British topography, especially East Anglia and the fens; history and archaeology; natural history; esoteric, occult, wicca, paranormal, spiritual, mysticism and religion.
The Kingis Quair: Together with A Ballad of Good Counsel: by King James I. of Scotland.Description

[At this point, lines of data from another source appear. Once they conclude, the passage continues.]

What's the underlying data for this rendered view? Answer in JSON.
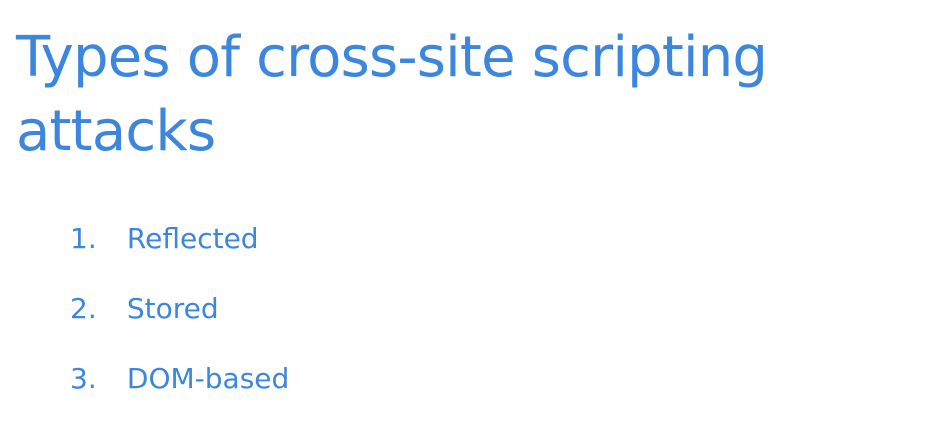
{
  "slide": {
    "title": "Types of cross-site scripting attacks",
    "items": [
      {
        "number": "1.",
        "label": "Reflected"
      },
      {
        "number": "2.",
        "label": "Stored"
      },
      {
        "number": "3.",
        "label": "DOM-based"
      }
    ]
  },
  "colors": {
    "text_accent": "#3c86dd",
    "background": "#ffffff"
  }
}
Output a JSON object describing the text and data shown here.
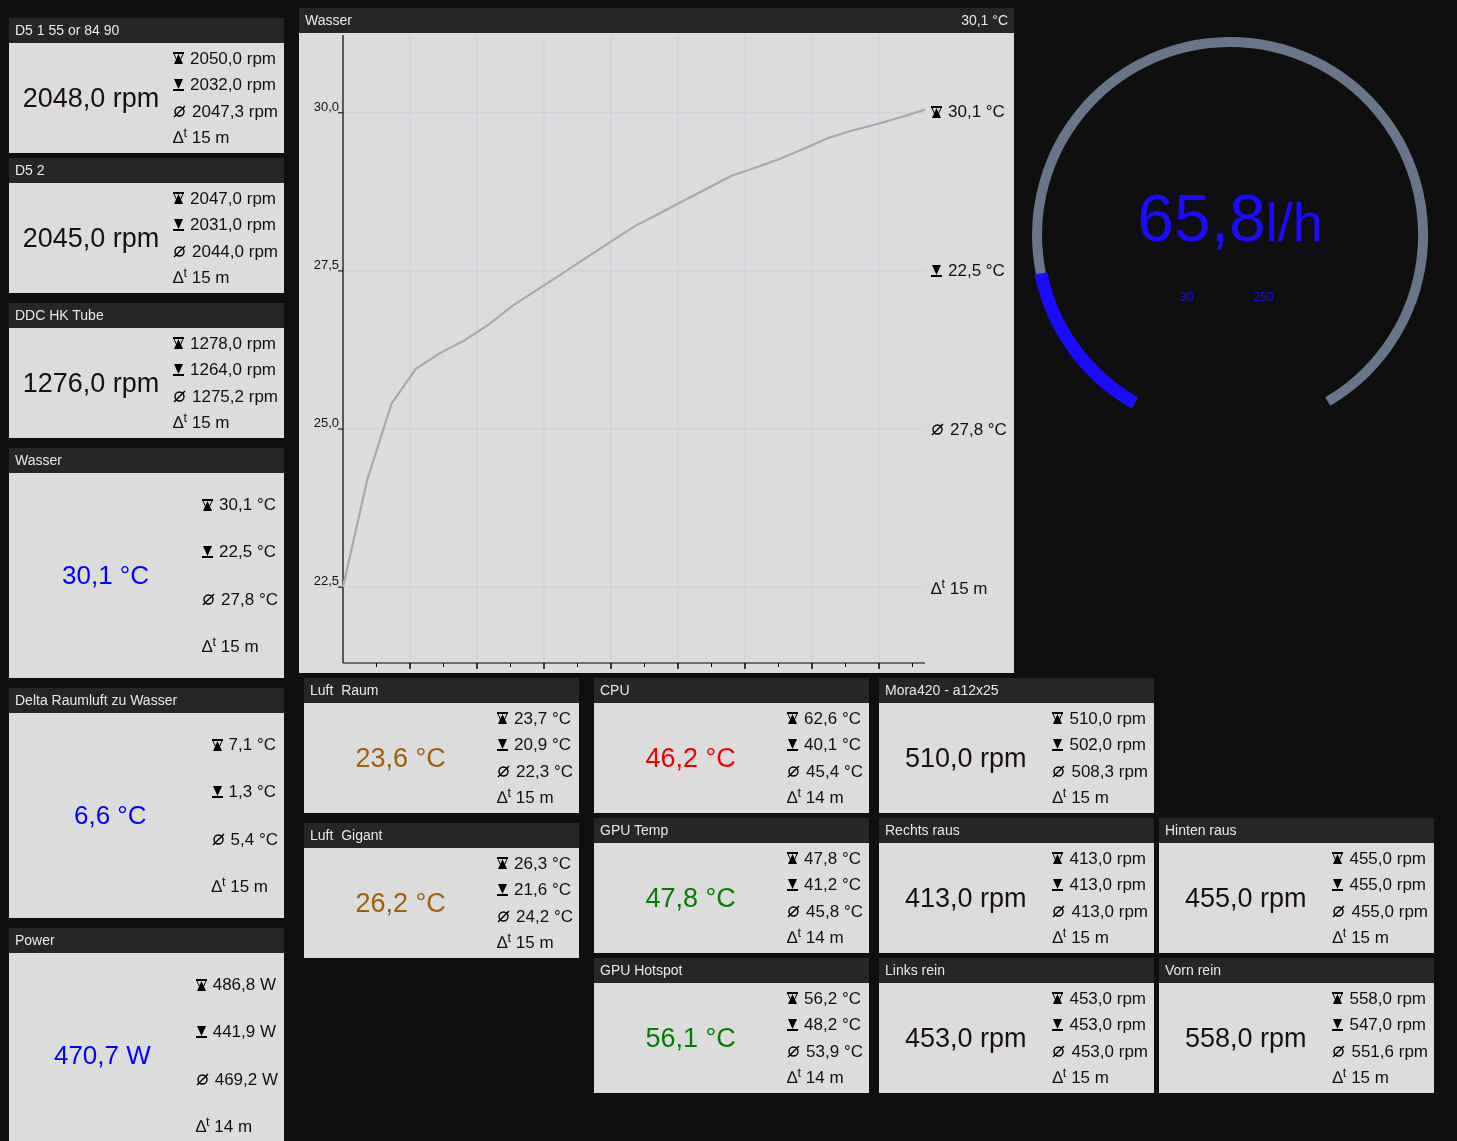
{
  "left_column": [
    {
      "title": "D5 1 55 or 84 90",
      "value": "2048,0 rpm",
      "color": "#1a1010",
      "tall": false,
      "stats": [
        {
          "kind": "max",
          "text": "2050,0 rpm"
        },
        {
          "kind": "min",
          "text": "2032,0 rpm"
        },
        {
          "kind": "avg",
          "text": "2047,3 rpm"
        },
        {
          "kind": "elapsed",
          "text": "∆$^{t}$ 15 m"
        }
      ]
    },
    {
      "title": "D5 2",
      "value": "2045,0 rpm",
      "color": "#1a1010",
      "tall": false,
      "stats": [
        {
          "kind": "max",
          "text": "2047,0 rpm"
        },
        {
          "kind": "min",
          "text": "2031,0 rpm"
        },
        {
          "kind": "avg",
          "text": "2044,0 rpm"
        },
        {
          "kind": "elapsed",
          "text": "∆$^{t}$ 15 m"
        }
      ]
    },
    {
      "title": "DDC HK Tube",
      "value": "1276,0 rpm",
      "color": "#1a1010",
      "tall": false,
      "stats": [
        {
          "kind": "max",
          "text": "1278,0 rpm"
        },
        {
          "kind": "min",
          "text": "1264,0 rpm"
        },
        {
          "kind": "avg",
          "text": "1275,2 rpm"
        },
        {
          "kind": "elapsed",
          "text": "∆$^{t}$ 15 m"
        }
      ]
    },
    {
      "title": "Wasser",
      "value": "30,1 °C",
      "color": "#0000ff",
      "tall": true,
      "stats": [
        {
          "kind": "max",
          "text": "30,1 °C"
        },
        {
          "kind": "min",
          "text": "22,5 °C"
        },
        {
          "kind": "avg",
          "text": "27,8 °C"
        },
        {
          "kind": "elapsed",
          "text": "∆$^{t}$ 15 m"
        }
      ]
    },
    {
      "title": "Delta Raumluft zu Wasser",
      "value": "6,6 °C",
      "color": "#0000ff",
      "tall": true,
      "stats": [
        {
          "kind": "max",
          "text": "7,1 °C"
        },
        {
          "kind": "min",
          "text": "1,3 °C"
        },
        {
          "kind": "avg",
          "text": "5,4 °C"
        },
        {
          "kind": "elapsed",
          "text": "∆$^{t}$ 15 m"
        }
      ]
    },
    {
      "title": "Power",
      "value": "470,7 W",
      "color": "#0000ff",
      "tall": true,
      "stats": [
        {
          "kind": "max",
          "text": "486,8 W"
        },
        {
          "kind": "min",
          "text": "441,9 W"
        },
        {
          "kind": "avg",
          "text": "469,2 W"
        },
        {
          "kind": "elapsed",
          "text": "∆$^{t}$ 14 m"
        }
      ]
    }
  ],
  "chart_panel": {
    "title": "Wasser",
    "reading": "30,1 °C",
    "stats": [
      {
        "kind": "max",
        "text": "30,1 °C"
      },
      {
        "kind": "min",
        "text": "22,5 °C"
      },
      {
        "kind": "avg",
        "text": "27,8 °C"
      },
      {
        "kind": "elapsed",
        "text": "∆$^{t}$ 15 m"
      }
    ],
    "chart_data": {
      "type": "line",
      "grid": true,
      "ylim": [
        21.3,
        31.23
      ],
      "yticks": [
        {
          "value": 22.5,
          "label": "22,5"
        },
        {
          "value": 25,
          "label": "25,0"
        },
        {
          "value": 27.5,
          "label": "27,5"
        },
        {
          "value": 30,
          "label": "30,0"
        }
      ],
      "series": [
        {
          "color": "#a8a8a8",
          "values": [
            22.5,
            24.2,
            25.4,
            25.95,
            26.2,
            26.4,
            26.65,
            26.95,
            27.2,
            27.45,
            27.7,
            27.95,
            28.2,
            28.4,
            28.6,
            28.8,
            29.0,
            29.13,
            29.27,
            29.43,
            29.6,
            29.72,
            29.82,
            29.93,
            30.05
          ]
        }
      ]
    }
  },
  "flow_gauge": {
    "value": "65,8",
    "unit": "l/h",
    "min": "30",
    "max": "250",
    "level": 0.163
  },
  "bottom_columns": [
    [
      {
        "title": "Luft  Raum",
        "value": "23,6 °C",
        "color": "#a0600a",
        "tall": false,
        "stats": [
          {
            "kind": "max",
            "text": "23,7 °C"
          },
          {
            "kind": "min",
            "text": "20,9 °C"
          },
          {
            "kind": "avg",
            "text": "22,3 °C"
          },
          {
            "kind": "elapsed",
            "text": "∆$^{t}$ 15 m"
          }
        ]
      },
      {
        "title": "Luft  Gigant",
        "value": "26,2 °C",
        "color": "#a0600a",
        "tall": false,
        "stats": [
          {
            "kind": "max",
            "text": "26,3 °C"
          },
          {
            "kind": "min",
            "text": "21,6 °C"
          },
          {
            "kind": "avg",
            "text": "24,2 °C"
          },
          {
            "kind": "elapsed",
            "text": "∆$^{t}$ 15 m"
          }
        ]
      }
    ],
    [
      {
        "title": "CPU",
        "value": "46,2 °C",
        "color": "#ee0000",
        "tall": false,
        "stats": [
          {
            "kind": "max",
            "text": "62,6 °C"
          },
          {
            "kind": "min",
            "text": "40,1 °C"
          },
          {
            "kind": "avg",
            "text": "45,4 °C"
          },
          {
            "kind": "elapsed",
            "text": "∆$^{t}$ 14 m"
          }
        ]
      },
      {
        "title": "GPU Temp",
        "value": "47,8 °C",
        "color": "#008000",
        "tall": false,
        "stats": [
          {
            "kind": "max",
            "text": "47,8 °C"
          },
          {
            "kind": "min",
            "text": "41,2 °C"
          },
          {
            "kind": "avg",
            "text": "45,8 °C"
          },
          {
            "kind": "elapsed",
            "text": "∆$^{t}$ 14 m"
          }
        ]
      },
      {
        "title": "GPU Hotspot",
        "value": "56,1 °C",
        "color": "#008000",
        "tall": false,
        "stats": [
          {
            "kind": "max",
            "text": "56,2 °C"
          },
          {
            "kind": "min",
            "text": "48,2 °C"
          },
          {
            "kind": "avg",
            "text": "53,9 °C"
          },
          {
            "kind": "elapsed",
            "text": "∆$^{t}$ 14 m"
          }
        ]
      }
    ],
    [
      {
        "title": "Mora420 - a12x25",
        "value": "510,0 rpm",
        "color": "#1a1010",
        "tall": false,
        "stats": [
          {
            "kind": "max",
            "text": "510,0 rpm"
          },
          {
            "kind": "min",
            "text": "502,0 rpm"
          },
          {
            "kind": "avg",
            "text": "508,3 rpm"
          },
          {
            "kind": "elapsed",
            "text": "∆$^{t}$ 15 m"
          }
        ]
      },
      {
        "title": "Rechts raus",
        "value": "413,0 rpm",
        "color": "#1a1010",
        "tall": false,
        "stats": [
          {
            "kind": "max",
            "text": "413,0 rpm"
          },
          {
            "kind": "min",
            "text": "413,0 rpm"
          },
          {
            "kind": "avg",
            "text": "413,0 rpm"
          },
          {
            "kind": "elapsed",
            "text": "∆$^{t}$ 15 m"
          }
        ]
      },
      {
        "title": "Links rein",
        "value": "453,0 rpm",
        "color": "#1a1010",
        "tall": false,
        "stats": [
          {
            "kind": "max",
            "text": "453,0 rpm"
          },
          {
            "kind": "min",
            "text": "453,0 rpm"
          },
          {
            "kind": "avg",
            "text": "453,0 rpm"
          },
          {
            "kind": "elapsed",
            "text": "∆$^{t}$ 15 m"
          }
        ]
      }
    ],
    [
      {
        "title": "Hinten raus",
        "value": "455,0 rpm",
        "color": "#1a1010",
        "tall": false,
        "stats": [
          {
            "kind": "max",
            "text": "455,0 rpm"
          },
          {
            "kind": "min",
            "text": "455,0 rpm"
          },
          {
            "kind": "avg",
            "text": "455,0 rpm"
          },
          {
            "kind": "elapsed",
            "text": "∆$^{t}$ 15 m"
          }
        ]
      },
      {
        "title": "Vorn rein",
        "value": "558,0 rpm",
        "color": "#1a1010",
        "tall": false,
        "stats": [
          {
            "kind": "max",
            "text": "558,0 rpm"
          },
          {
            "kind": "min",
            "text": "547,0 rpm"
          },
          {
            "kind": "avg",
            "text": "551,6 rpm"
          },
          {
            "kind": "elapsed",
            "text": "∆$^{t}$ 15 m"
          }
        ]
      }
    ]
  ]
}
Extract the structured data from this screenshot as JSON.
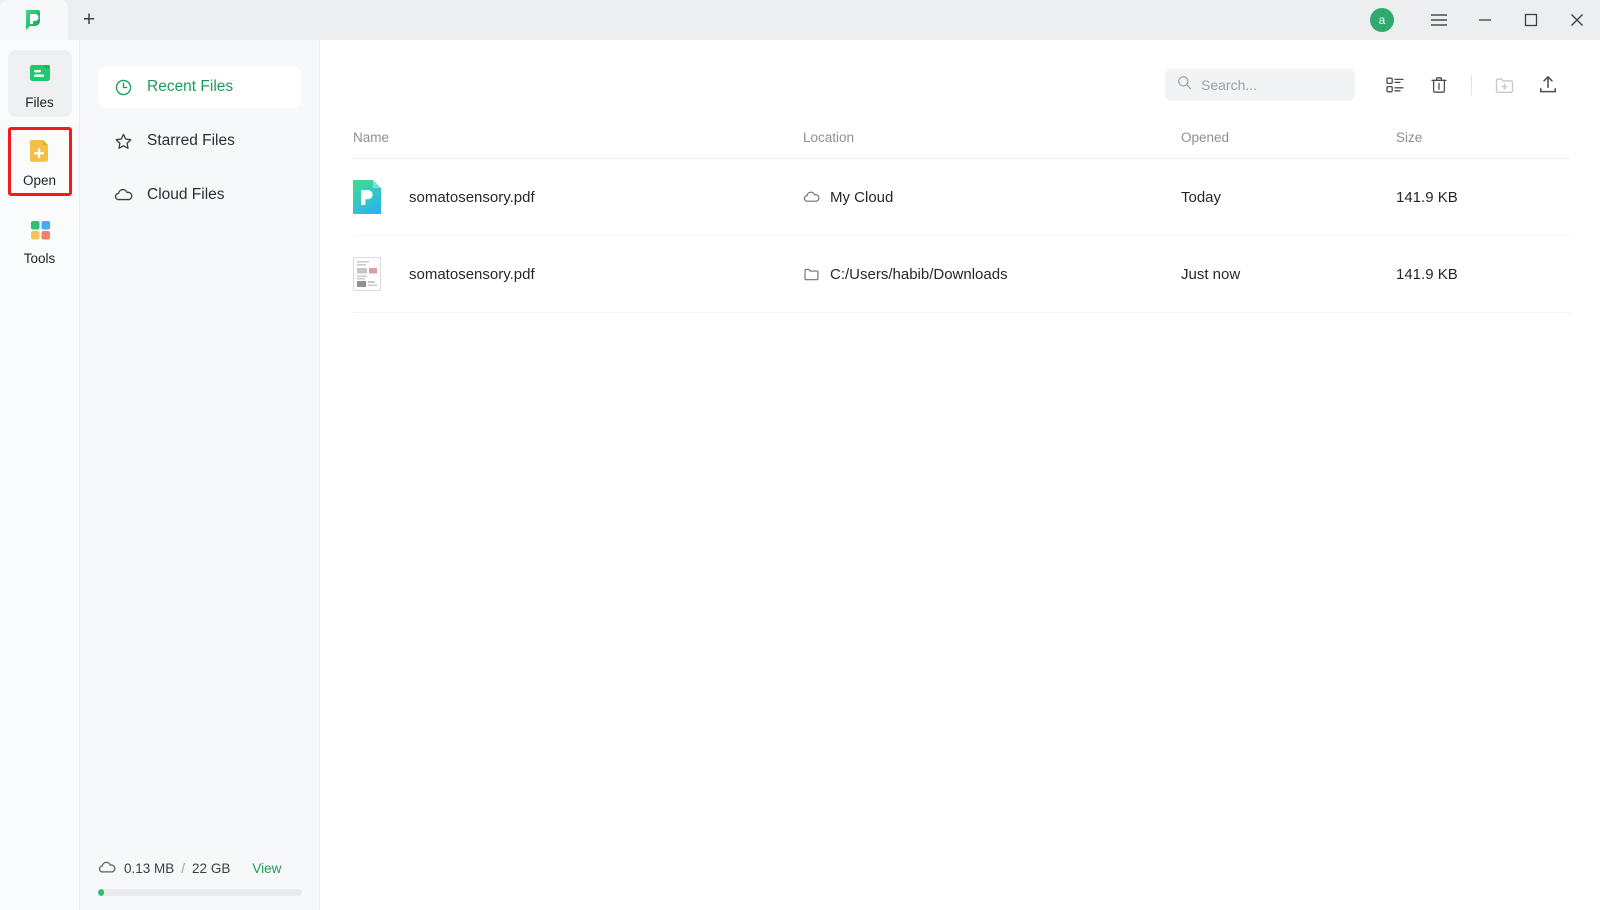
{
  "window": {
    "tab_icon": "app-logo-icon",
    "new_tab_label": "+",
    "avatar_initial": "a",
    "menu_icon": "hamburger-menu-icon",
    "minimize_icon": "minimize-icon",
    "maximize_icon": "maximize-icon",
    "close_icon": "close-icon",
    "accent_green": "#1a9c5c",
    "highlight_red": "#f21b1b"
  },
  "rail": {
    "items": [
      {
        "label": "Files",
        "icon": "files-icon",
        "selected": true,
        "highlighted": false
      },
      {
        "label": "Open",
        "icon": "open-file-icon",
        "selected": false,
        "highlighted": true
      },
      {
        "label": "Tools",
        "icon": "tools-grid-icon",
        "selected": false,
        "highlighted": false
      }
    ]
  },
  "nav": {
    "items": [
      {
        "label": "Recent Files",
        "icon": "clock-icon",
        "selected": true
      },
      {
        "label": "Starred Files",
        "icon": "star-icon",
        "selected": false
      },
      {
        "label": "Cloud Files",
        "icon": "cloud-icon",
        "selected": false
      }
    ],
    "storage": {
      "icon": "cloud-icon",
      "used": "0.13 MB",
      "separator": "/",
      "total": "22 GB",
      "view_label": "View",
      "percent": 3
    }
  },
  "toolbar": {
    "search_placeholder": "Search...",
    "search_value": "",
    "search_icon": "search-icon",
    "list_view_icon": "list-view-icon",
    "trash_icon": "trash-icon",
    "new_folder_icon": "new-folder-icon",
    "upload_icon": "upload-icon"
  },
  "table": {
    "headers": [
      "Name",
      "Location",
      "Opened",
      "Size"
    ],
    "rows": [
      {
        "name": "somatosensory.pdf",
        "file_icon": "pdf-gradient-icon",
        "location": "My Cloud",
        "location_icon": "cloud-icon",
        "opened": "Today",
        "size": "141.9 KB"
      },
      {
        "name": "somatosensory.pdf",
        "file_icon": "document-thumbnail-icon",
        "location": "C:/Users/habib/Downloads",
        "location_icon": "folder-icon",
        "opened": "Just now",
        "size": "141.9 KB"
      }
    ]
  }
}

Printed for the Society by W. Blackwood and Sons & rebound in dark blue cloth with gilt titles to the spines; preceding the poem is a lengthy (55 pages) & erudite introduction by the editor. The Kingis Quair is a fifteenth-century poem attributed to James I of Scotland. It is semi-autobiographical in nature, describing the King's capture by the English in 1406 on his way to France and his subsequent 18 years imprisonment by Henry IV of England and his successors, Henry V and Henry VI. The poem also narrates how he fell in love one beautiful spring morning with an English noblewoman, Joan Beaufort. In a dream vision, we find out what King James learned about good and bad fortune from the goddess Minerva and from Fortune herself, and how he discovered the nature of true love. The poem was influenced by Chaucer’s dream visions, but also has its own whimsical charms & is a hidden gem of medieval poetry. Four versions of the Ballad of Good Counsel are given , from the earliest to the 'restored', the latter being founded upon collation of the other three. At the rear are extensive notes to the Kingis Quair & to the Good Counsel & these are followed by a glossarial index & remarks upon Jamieson's dictionary.Price